Paul – Holsworthy
I started the business in 1991 and have grown it to the point we employ 35+ staff in our Holsworthy office on the industrial estate and a further 30+ homeworkers in Devon and further afield. We pay well over £600k in wages and turn over £1.25m, much of which goes into the local economy. We compete with the biggest companies in our industry and are constantly innovating to sustain our high rate of growth (nearly 30% vs last year).
Clients include, Apple, British Gas, English Heritage, Network Rail, Tommy Hilfiger, British Waterways and Unilever, as well as several major automobile manufacturers and over 100 local authorities.
We are now appointing associates in Wales, Scotland and Ireland and starting our first overseas franchise (Dubai) in April.

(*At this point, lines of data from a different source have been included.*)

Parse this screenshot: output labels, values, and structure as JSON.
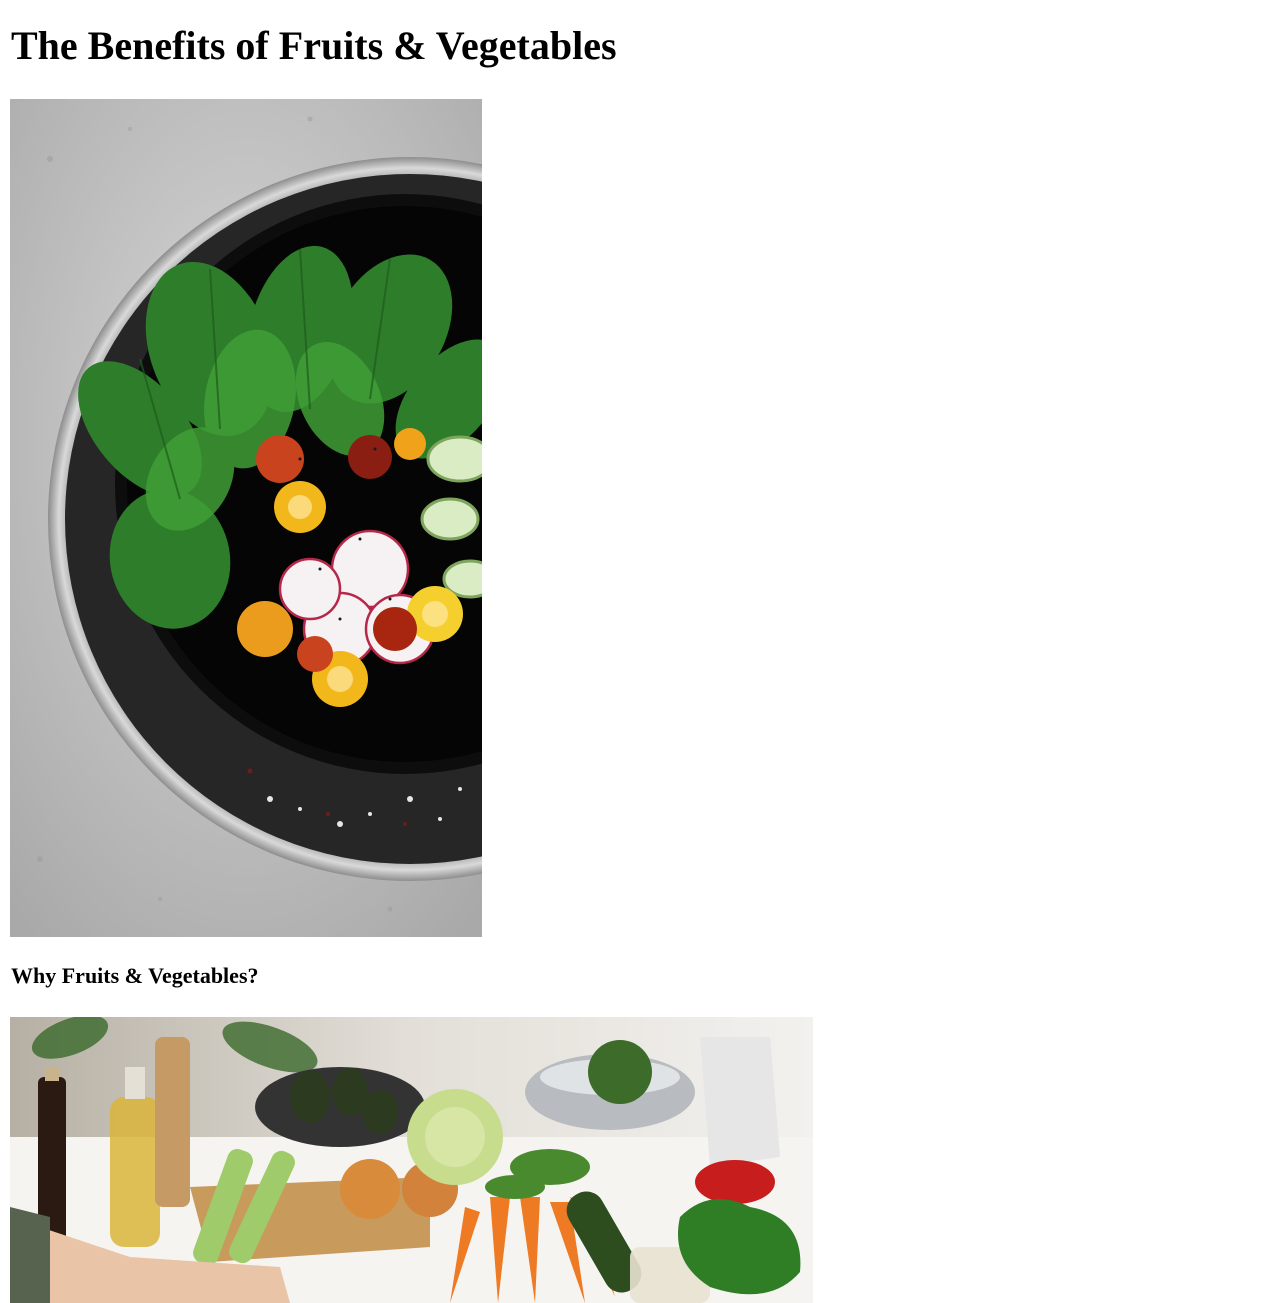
{
  "page": {
    "title": "The Benefits of Fruits & Vegetables",
    "section_heading": "Why Fruits & Vegetables?"
  },
  "images": [
    {
      "name": "salad-bowl-photo",
      "subject": "bowl of spinach, tomatoes, radishes and cucumber"
    },
    {
      "name": "vegetables-kitchen-photo",
      "subject": "fresh vegetables on a kitchen table"
    }
  ],
  "colors": {
    "background": "#ffffff",
    "text": "#000000"
  }
}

Our target market is huge with over 200 competitors. This means that by being faster and better we have the potential to double in size over the next 3-5 years.
But everything we do uses Broadband. Our phones are VOIP (internet calls) and we record telephone calls over the web. Our 200,000 plus mystery shoppers will by the end of this year carry out all interactions with us via the web. Our 70+ video mystery shoppers upload digital video files which we in turn edit then upload for customers to view using web streaming. Our clients increasingly have all their reports web-based including audio and video streaming.

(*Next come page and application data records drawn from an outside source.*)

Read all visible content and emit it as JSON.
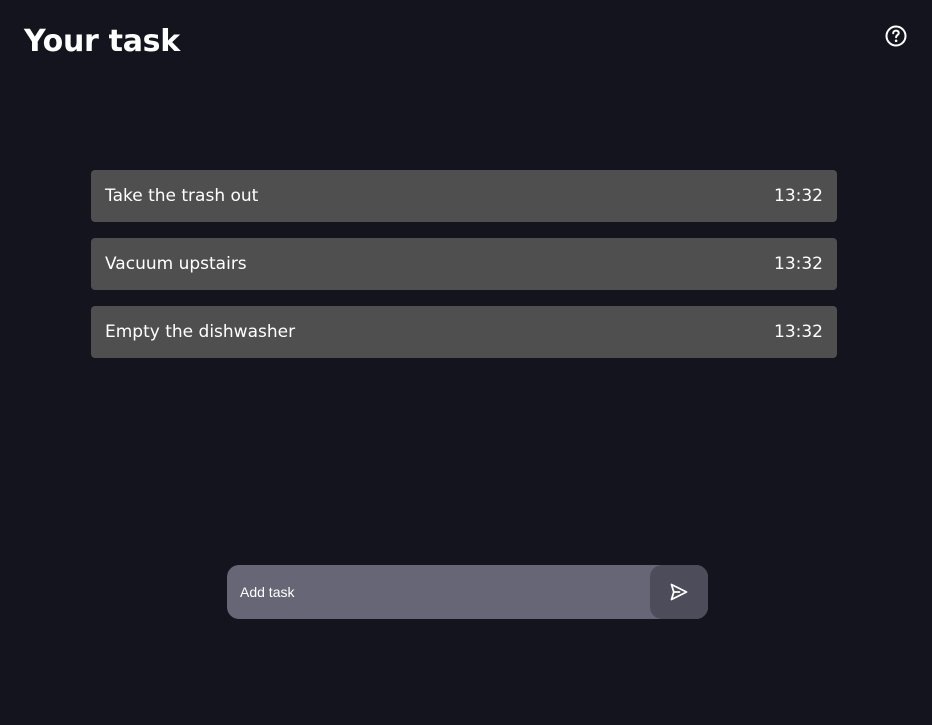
{
  "header": {
    "title": "Your task",
    "help_icon": "help-circle-icon"
  },
  "tasks": [
    {
      "text": "Take the trash out",
      "time": "13:32"
    },
    {
      "text": "Vacuum upstairs",
      "time": "13:32"
    },
    {
      "text": "Empty the dishwasher",
      "time": "13:32"
    }
  ],
  "composer": {
    "placeholder": "Add task",
    "value": "",
    "send_icon": "send-icon"
  },
  "colors": {
    "background": "#14141f",
    "task_background": "#4f4f4f",
    "input_background": "#666676",
    "send_button": "#4c4c5a",
    "text": "#ffffff"
  }
}
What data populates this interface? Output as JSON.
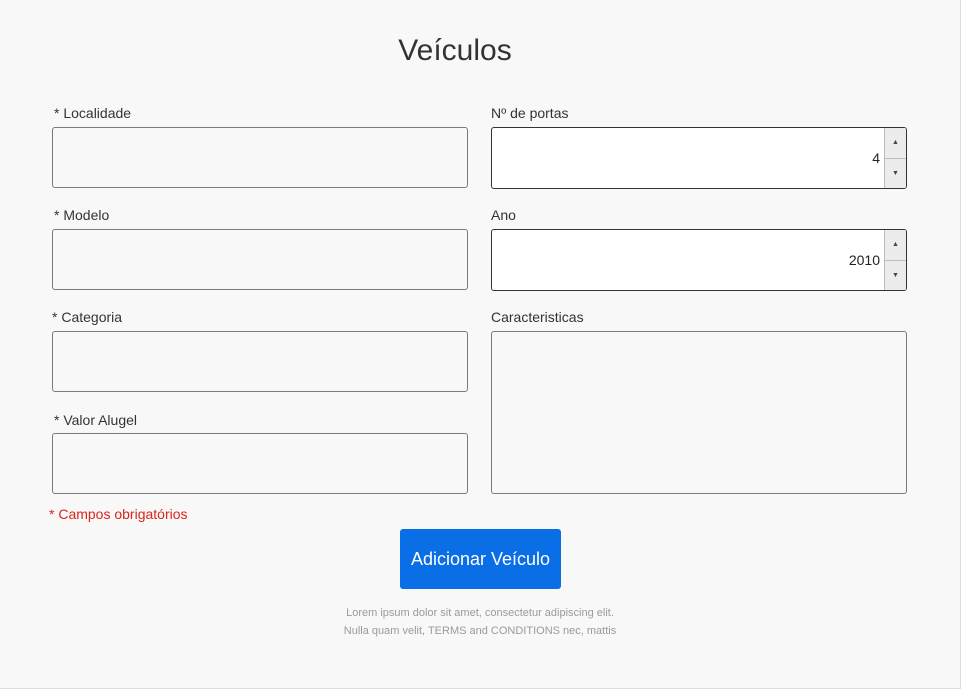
{
  "form": {
    "title": "Veículos",
    "fields": {
      "localidade": {
        "label": "*  Localidade",
        "value": ""
      },
      "modelo": {
        "label": "*  Modelo",
        "value": ""
      },
      "categoria": {
        "label": "* Categoria",
        "value": ""
      },
      "valor_aluguel": {
        "label": "*  Valor Alugel",
        "value": ""
      },
      "portas": {
        "label": "Nº de portas",
        "value": "4"
      },
      "ano": {
        "label": "Ano",
        "value": "2010"
      },
      "caracteristicas": {
        "label": "Caracteristicas",
        "value": ""
      }
    },
    "required_note": "* Campos obrigatórios",
    "submit_label": "Adicionar Veículo"
  },
  "footer": {
    "line1": "Lorem ipsum dolor sit amet, consectetur adipiscing elit.",
    "line2": "Nulla quam velit, TERMS and CONDITIONS nec, mattis"
  },
  "colors": {
    "background": "#f8f8f8",
    "primary_button": "#0a6ee6",
    "required_text": "#d9251c",
    "footer_text": "#9a9a9a"
  },
  "icons": {
    "spinner_up": "triangle-up-icon",
    "spinner_down": "triangle-down-icon"
  }
}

We regularly have to add more broadband lines because we don’t have sufficient capacity – and we need nearly as much upload capacity as download. We were very disappointed to find Holsworthy missing from the list of Market Towns due to get super-fast broadband.
Our Clients can directly compare our reporting and streaming speeds with our competitors. If we fall significantly behind we will not be able to win the big-account new business we are targeting.
Fast broadband helps us employ homeworkers which not only saves travel cost and pollution but brings work to people who couldn’t otherwise afford to earn a reasonable wage. It enables us to operate emergency plans which keep us going in the event of severe snow like we had before Christmas.
But above all Broadband is the railway of the future. Railways were strategic – they enabled the industrial revolution to happen. They opened up rural areas and enabled them to trade with the big cities. They helped make Britain the leading industrial country of the world.
Broadband is the modern equivalent. And it is so much cheaper to provide Broadband than to build railways!